Following a lengthy period of consultation, a new statutory residence test (SRT) has now been introduced, with the aim of helping to determine whether or not an individual is resident in the UK for tax purposes.
Background to the changes
The intention to introduce a statutory residence test was first announced in the 2011 Budget, and the test was passed into law with Royal Assent of the Finance Act 2013 in July, although the rules apply retrospectively from 6 April 2013.
Previously, many of the decisions regarding tax residence were dependent on case law. The aim of the new statutory residence test is to provide greater clarity and certainty regarding the tax status of individuals.
The test applies for the purposes of income tax and capital gains tax, as well as inheritance tax and corporation tax where appropriate.
The new system: an overview
The concept of ordinary residence was abolished from 6 April 2013 and replaced with the new statutory test (subject to transitional provisions).
The statutory residence test consists of three parts:
- the automatic residence test
- the sufficient ties test
- the automatic overseas test.
The basic rule
An individual is resident in the UK for a tax year if:
- the automatic residence test is met for that year, or
- the sufficient ties test is met for that year.
If neither of these tests are met, the individual is not resident in the UK for that year.
The automatic residence test is met if the individual meets:
- at least one of the four automatic UK tests, and
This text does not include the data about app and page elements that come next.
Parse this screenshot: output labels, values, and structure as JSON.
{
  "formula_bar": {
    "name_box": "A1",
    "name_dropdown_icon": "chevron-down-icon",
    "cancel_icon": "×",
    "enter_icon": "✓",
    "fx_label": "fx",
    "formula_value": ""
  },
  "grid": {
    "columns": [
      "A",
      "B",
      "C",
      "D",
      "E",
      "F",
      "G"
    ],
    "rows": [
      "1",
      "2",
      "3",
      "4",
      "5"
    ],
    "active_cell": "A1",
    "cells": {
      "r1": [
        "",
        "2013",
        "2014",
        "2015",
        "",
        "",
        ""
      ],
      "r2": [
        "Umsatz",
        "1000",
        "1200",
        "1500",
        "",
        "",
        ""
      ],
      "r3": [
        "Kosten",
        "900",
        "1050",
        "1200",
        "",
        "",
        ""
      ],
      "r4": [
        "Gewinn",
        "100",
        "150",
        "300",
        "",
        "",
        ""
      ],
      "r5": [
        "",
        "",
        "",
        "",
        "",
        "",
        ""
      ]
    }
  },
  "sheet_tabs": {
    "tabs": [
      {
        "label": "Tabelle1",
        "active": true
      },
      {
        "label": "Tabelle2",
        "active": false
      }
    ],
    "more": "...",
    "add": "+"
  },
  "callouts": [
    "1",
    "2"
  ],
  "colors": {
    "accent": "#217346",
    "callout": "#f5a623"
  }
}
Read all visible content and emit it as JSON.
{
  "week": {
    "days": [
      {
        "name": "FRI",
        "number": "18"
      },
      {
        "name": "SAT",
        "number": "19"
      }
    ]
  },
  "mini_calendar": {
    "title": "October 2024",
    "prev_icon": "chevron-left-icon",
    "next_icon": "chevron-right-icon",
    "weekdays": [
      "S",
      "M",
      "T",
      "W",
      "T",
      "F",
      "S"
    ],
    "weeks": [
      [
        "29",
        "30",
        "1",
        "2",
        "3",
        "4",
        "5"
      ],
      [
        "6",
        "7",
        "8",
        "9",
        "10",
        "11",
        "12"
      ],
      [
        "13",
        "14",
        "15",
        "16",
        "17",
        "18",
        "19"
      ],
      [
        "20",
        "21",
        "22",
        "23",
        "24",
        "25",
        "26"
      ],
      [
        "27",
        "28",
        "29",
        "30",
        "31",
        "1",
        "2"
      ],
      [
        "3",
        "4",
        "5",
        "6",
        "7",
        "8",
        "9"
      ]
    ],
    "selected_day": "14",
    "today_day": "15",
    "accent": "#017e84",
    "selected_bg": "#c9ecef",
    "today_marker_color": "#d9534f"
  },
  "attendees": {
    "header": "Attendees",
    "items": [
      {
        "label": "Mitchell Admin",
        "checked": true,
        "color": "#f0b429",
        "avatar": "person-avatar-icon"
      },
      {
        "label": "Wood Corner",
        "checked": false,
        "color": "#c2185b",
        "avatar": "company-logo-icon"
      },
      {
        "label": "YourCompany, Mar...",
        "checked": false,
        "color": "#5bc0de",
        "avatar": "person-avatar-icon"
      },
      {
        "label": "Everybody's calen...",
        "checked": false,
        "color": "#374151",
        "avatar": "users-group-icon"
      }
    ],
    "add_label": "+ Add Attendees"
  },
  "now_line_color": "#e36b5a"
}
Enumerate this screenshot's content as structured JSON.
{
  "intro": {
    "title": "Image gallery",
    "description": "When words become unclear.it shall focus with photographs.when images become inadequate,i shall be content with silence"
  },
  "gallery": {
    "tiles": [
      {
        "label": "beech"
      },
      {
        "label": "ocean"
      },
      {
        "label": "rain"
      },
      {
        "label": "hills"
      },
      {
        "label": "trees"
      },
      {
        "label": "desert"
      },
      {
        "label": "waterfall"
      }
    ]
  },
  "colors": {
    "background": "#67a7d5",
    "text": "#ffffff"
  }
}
- none of the five automatic overseas tests.
Transitional provisions apply to the tax years 2013/14 to 2017/18 inclusive.